Only lines holding the word "Item" should be copied from the material.
Start of Block
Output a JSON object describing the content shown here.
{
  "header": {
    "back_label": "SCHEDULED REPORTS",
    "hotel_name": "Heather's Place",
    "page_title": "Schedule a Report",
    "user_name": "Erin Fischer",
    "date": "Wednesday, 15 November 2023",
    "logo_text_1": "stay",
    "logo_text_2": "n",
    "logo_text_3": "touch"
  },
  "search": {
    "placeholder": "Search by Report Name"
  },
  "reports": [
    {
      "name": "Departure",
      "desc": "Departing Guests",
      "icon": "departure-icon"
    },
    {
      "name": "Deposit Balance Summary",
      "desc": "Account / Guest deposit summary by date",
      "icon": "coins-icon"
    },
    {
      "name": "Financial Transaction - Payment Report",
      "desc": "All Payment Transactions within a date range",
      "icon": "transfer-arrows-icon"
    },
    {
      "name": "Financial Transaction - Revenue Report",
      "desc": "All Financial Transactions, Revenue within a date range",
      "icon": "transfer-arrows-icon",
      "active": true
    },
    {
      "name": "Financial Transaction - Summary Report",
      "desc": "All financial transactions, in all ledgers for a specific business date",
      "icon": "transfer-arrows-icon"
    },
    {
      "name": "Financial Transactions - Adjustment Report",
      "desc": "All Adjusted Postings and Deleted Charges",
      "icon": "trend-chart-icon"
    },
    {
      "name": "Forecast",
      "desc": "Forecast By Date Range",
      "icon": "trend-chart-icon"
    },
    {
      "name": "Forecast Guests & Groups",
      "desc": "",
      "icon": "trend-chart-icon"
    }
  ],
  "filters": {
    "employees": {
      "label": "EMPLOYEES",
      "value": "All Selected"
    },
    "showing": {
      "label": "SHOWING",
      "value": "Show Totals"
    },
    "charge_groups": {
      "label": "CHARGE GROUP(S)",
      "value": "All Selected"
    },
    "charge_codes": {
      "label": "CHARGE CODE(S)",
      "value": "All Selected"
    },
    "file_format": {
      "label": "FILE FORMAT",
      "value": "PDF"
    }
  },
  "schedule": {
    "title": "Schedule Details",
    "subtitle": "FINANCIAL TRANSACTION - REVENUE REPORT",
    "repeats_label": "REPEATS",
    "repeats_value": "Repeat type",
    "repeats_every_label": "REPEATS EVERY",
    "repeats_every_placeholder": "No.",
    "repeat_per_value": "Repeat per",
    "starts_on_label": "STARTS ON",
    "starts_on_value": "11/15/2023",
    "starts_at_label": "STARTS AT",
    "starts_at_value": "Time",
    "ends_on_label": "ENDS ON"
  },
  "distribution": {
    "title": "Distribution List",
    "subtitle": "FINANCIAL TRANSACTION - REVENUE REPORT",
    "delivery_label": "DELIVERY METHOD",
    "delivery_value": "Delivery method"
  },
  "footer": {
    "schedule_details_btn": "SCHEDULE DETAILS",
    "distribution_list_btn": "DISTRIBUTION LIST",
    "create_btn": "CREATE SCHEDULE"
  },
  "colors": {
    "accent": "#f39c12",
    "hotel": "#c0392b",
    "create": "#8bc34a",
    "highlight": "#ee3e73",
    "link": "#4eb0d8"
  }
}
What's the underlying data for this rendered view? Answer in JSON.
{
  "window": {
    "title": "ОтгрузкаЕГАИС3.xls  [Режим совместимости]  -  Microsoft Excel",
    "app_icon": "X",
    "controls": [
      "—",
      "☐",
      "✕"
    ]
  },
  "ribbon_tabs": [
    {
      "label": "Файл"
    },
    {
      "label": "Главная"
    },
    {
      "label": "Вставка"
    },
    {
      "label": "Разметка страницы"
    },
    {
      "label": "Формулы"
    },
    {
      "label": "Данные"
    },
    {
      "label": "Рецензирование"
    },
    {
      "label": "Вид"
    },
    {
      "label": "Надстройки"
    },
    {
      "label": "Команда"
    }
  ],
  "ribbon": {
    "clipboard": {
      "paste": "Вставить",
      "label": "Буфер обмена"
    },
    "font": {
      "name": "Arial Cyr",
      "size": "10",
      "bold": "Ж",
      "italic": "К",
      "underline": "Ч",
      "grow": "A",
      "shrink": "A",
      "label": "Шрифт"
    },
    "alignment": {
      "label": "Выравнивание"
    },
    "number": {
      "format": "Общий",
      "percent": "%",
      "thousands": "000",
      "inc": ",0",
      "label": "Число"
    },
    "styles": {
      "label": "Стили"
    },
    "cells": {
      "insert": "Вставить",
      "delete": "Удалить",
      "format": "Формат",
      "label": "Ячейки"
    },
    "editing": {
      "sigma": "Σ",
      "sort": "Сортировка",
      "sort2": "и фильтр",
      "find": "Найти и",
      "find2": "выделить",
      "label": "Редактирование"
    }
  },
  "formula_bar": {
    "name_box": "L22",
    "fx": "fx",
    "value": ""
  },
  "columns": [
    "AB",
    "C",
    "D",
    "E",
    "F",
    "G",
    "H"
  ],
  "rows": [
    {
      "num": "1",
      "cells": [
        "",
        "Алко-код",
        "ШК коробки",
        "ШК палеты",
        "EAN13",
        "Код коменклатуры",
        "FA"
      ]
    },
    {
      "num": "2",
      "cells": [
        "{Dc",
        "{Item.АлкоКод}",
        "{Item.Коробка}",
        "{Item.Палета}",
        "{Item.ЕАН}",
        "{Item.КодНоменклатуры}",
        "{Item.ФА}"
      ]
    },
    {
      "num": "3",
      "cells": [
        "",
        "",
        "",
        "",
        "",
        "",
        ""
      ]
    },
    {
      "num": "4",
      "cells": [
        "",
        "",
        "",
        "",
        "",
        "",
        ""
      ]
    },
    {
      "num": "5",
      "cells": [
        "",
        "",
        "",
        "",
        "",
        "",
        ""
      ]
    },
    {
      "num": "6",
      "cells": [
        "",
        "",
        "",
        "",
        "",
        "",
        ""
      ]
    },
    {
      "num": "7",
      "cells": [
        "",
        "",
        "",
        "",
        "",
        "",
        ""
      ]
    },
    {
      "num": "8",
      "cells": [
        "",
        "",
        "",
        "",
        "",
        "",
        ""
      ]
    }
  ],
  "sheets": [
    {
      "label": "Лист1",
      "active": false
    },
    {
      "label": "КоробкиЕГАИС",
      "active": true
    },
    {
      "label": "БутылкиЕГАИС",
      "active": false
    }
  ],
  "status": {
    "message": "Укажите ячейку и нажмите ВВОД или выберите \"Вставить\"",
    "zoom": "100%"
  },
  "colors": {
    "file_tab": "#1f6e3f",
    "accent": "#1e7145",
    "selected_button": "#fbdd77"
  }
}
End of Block
Answer to this task
        "{Item.АлкоКод}",
        "{Item.Коробка}",
        "{Item.Палета}",
        "{Item.ЕАН}",
        "{Item.КодНоменклатуры}",
        "{Item.ФА}"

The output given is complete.